• _Exercise brief_: Each line of the data that includes the string "amcham" is to be copied out.

(Dataset excerpts)
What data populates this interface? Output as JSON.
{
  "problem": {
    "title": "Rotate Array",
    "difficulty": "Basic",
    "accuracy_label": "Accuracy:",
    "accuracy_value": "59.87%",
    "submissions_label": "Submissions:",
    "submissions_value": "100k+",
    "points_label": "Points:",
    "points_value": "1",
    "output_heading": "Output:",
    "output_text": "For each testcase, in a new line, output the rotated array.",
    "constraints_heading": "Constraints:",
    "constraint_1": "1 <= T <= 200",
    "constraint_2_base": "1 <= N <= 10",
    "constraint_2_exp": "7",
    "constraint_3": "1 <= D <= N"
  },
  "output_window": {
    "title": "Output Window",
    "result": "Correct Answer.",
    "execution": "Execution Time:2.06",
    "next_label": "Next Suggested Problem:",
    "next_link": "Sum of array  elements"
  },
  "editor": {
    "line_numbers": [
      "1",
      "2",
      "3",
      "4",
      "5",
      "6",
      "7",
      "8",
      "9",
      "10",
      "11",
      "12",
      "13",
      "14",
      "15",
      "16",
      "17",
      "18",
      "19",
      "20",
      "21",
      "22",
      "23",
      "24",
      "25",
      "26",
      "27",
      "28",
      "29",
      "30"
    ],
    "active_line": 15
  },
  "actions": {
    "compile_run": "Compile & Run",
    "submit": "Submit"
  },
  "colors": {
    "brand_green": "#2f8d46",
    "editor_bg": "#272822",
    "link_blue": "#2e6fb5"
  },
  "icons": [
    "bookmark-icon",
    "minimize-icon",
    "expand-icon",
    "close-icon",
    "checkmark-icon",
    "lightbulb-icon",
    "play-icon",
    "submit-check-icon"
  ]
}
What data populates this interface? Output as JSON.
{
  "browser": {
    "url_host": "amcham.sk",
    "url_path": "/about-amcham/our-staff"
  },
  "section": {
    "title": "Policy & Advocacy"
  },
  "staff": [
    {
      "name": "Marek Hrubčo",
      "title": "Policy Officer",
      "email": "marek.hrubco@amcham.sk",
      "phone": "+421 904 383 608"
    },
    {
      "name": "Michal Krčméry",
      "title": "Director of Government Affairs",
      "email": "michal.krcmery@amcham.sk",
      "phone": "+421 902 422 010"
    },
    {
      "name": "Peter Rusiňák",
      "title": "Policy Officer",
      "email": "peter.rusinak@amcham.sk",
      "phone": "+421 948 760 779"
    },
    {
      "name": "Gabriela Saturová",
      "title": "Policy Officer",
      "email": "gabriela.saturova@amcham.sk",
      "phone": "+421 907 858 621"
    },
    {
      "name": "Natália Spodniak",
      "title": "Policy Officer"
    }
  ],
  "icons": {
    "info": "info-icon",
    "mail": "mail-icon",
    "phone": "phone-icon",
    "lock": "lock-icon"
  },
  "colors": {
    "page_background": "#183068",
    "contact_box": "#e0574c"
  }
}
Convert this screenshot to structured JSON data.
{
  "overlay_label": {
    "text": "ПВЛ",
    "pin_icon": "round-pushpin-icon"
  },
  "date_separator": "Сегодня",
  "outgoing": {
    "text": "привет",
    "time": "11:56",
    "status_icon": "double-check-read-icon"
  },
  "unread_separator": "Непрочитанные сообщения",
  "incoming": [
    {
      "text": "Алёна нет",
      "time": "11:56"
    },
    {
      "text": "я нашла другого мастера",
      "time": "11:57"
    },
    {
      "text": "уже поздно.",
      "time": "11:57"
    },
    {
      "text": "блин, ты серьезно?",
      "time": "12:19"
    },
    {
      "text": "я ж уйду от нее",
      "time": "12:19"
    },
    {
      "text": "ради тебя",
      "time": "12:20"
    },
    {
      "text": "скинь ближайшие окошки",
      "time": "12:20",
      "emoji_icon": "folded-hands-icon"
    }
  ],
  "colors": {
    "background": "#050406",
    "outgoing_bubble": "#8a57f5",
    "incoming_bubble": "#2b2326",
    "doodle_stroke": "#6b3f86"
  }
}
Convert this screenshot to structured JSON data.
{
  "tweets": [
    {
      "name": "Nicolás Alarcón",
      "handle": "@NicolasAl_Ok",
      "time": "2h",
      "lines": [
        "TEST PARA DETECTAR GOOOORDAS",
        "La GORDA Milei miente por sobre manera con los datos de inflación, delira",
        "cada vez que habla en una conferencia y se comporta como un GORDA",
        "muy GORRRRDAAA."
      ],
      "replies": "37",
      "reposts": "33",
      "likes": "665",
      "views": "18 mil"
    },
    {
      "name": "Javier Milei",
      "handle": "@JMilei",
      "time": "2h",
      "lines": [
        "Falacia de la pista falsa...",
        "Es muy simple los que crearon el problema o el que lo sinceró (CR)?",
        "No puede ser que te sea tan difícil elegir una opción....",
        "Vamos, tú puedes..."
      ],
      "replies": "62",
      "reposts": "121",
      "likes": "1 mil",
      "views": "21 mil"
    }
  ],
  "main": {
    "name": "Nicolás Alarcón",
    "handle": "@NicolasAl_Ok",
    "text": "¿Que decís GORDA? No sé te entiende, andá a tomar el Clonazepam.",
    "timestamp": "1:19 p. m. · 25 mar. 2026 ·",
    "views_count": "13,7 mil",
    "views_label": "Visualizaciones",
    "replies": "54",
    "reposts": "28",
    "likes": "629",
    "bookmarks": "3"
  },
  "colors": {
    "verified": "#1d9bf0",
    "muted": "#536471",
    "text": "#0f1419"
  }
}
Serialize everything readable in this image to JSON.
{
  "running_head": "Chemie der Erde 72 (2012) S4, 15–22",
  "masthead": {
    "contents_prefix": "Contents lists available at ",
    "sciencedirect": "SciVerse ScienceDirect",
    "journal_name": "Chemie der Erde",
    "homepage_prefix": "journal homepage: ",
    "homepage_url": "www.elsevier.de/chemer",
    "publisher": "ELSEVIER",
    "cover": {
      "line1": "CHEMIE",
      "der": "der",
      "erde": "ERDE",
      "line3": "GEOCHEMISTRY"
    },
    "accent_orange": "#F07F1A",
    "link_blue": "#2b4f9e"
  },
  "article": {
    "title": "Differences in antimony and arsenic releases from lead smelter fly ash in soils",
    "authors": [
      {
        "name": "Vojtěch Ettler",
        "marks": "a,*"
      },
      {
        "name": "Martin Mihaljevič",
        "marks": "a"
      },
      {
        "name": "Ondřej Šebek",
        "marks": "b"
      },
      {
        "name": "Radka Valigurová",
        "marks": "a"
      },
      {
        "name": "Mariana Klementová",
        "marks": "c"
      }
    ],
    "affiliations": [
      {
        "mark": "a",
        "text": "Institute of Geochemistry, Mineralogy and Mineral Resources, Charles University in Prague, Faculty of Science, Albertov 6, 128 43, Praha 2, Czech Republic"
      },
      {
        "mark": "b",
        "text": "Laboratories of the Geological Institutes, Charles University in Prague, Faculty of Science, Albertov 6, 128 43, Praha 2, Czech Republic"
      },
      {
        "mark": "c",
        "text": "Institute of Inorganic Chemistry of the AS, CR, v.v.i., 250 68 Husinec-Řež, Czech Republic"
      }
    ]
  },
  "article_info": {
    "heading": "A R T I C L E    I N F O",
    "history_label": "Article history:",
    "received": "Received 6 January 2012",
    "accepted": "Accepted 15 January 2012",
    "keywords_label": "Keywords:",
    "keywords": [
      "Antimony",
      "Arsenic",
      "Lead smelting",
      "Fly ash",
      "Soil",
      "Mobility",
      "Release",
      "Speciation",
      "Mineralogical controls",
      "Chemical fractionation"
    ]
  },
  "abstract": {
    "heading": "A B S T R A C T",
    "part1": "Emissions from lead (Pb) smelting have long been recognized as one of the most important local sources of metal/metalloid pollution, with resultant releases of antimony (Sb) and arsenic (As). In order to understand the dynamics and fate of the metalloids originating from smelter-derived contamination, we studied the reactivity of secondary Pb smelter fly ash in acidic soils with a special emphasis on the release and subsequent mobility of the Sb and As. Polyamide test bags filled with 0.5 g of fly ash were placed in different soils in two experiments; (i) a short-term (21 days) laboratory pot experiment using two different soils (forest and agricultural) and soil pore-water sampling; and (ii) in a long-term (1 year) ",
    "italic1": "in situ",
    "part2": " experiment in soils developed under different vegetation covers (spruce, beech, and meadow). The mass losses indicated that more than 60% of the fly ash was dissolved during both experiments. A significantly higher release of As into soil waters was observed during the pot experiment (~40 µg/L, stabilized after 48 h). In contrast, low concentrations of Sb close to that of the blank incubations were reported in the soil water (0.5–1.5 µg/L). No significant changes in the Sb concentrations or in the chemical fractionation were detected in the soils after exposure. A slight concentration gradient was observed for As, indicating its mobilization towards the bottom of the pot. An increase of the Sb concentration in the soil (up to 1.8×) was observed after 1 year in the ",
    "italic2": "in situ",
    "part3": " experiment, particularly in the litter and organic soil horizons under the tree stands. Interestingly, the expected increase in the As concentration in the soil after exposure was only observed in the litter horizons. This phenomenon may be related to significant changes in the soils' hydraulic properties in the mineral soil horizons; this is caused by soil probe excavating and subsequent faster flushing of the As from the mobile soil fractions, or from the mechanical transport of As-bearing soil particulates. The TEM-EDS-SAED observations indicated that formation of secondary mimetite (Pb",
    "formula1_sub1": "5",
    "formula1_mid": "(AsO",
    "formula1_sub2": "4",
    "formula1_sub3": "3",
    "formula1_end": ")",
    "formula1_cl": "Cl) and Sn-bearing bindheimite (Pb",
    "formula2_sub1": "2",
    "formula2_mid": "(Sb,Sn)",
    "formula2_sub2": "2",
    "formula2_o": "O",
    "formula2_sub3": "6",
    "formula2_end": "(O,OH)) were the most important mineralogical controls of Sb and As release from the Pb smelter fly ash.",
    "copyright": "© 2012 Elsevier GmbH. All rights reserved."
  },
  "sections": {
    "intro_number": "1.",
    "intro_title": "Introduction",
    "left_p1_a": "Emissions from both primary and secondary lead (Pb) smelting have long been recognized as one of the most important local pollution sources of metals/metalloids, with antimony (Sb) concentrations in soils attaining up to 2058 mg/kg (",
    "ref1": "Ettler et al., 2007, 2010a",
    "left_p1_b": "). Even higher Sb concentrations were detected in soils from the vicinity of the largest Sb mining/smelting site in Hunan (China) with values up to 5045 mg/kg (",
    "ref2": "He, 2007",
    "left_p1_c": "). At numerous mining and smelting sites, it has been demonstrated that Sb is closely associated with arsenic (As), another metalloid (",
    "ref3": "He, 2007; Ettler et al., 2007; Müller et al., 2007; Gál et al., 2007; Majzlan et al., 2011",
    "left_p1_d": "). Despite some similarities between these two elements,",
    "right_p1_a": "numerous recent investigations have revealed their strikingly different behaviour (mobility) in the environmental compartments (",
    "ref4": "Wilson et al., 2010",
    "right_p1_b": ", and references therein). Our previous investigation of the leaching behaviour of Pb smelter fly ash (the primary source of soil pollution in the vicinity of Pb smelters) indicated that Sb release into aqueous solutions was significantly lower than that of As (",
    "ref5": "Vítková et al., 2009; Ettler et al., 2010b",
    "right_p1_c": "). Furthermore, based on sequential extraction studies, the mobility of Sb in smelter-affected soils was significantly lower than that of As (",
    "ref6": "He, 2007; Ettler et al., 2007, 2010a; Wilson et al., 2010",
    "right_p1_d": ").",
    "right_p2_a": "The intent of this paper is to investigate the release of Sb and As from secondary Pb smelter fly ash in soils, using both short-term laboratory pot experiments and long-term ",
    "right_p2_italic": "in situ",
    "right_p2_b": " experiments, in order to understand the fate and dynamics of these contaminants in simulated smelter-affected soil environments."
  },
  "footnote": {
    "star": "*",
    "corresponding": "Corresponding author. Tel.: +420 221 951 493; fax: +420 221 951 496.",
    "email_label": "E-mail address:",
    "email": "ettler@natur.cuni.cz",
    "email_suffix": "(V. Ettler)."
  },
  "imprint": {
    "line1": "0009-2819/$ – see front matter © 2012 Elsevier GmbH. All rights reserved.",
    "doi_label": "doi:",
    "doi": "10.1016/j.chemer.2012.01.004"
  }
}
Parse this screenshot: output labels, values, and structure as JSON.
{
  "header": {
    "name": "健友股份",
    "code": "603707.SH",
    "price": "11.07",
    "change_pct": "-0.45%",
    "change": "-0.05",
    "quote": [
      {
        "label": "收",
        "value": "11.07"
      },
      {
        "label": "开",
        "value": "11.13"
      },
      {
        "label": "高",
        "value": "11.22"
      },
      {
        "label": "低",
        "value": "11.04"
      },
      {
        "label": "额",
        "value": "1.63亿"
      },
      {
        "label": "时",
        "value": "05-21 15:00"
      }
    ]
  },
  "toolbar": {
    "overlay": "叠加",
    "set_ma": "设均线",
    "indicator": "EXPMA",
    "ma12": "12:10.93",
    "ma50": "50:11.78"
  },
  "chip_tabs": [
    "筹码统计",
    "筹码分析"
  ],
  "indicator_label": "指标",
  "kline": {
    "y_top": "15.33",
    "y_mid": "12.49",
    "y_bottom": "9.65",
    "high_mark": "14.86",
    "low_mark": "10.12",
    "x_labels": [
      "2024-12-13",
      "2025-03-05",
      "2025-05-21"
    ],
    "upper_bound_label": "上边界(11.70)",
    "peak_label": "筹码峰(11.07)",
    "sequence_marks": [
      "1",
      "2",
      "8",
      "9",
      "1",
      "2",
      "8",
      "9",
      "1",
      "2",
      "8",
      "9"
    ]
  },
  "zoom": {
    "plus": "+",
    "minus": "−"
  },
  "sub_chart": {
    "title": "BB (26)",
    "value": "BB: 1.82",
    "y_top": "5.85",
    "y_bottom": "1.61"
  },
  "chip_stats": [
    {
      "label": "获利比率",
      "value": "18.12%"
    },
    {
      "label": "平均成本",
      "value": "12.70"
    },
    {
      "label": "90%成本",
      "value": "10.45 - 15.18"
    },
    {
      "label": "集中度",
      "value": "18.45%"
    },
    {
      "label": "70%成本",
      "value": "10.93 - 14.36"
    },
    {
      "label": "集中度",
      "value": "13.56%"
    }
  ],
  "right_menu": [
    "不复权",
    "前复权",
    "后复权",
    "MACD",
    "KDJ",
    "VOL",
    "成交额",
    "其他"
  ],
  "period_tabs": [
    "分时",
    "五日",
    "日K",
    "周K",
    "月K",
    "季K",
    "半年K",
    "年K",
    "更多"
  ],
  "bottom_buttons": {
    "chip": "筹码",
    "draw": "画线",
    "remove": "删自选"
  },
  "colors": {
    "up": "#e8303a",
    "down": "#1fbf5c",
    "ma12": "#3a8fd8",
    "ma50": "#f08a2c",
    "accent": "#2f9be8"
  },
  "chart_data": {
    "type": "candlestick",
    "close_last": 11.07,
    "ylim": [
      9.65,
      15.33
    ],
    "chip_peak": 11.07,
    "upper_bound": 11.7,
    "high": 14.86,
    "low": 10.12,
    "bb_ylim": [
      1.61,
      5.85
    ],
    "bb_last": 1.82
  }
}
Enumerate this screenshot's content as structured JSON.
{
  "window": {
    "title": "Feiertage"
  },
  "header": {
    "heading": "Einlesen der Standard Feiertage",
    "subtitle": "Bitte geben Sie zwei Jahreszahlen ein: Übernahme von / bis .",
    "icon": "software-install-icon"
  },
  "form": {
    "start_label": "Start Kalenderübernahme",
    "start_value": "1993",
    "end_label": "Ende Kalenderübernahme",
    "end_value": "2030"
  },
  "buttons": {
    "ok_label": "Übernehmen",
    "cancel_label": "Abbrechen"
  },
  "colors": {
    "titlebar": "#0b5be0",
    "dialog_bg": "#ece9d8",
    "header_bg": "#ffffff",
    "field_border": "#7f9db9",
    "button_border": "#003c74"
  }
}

• _Solution for this problem_:
    "url_host": "amcham.sk",
    "url_path": "/about-amcham/our-staff"
      "email": "marek.hrubco@amcham.sk",
      "email": "michal.krcmery@amcham.sk",
      "email": "peter.rusinak@amcham.sk",
      "email": "gabriela.saturova@amcham.sk",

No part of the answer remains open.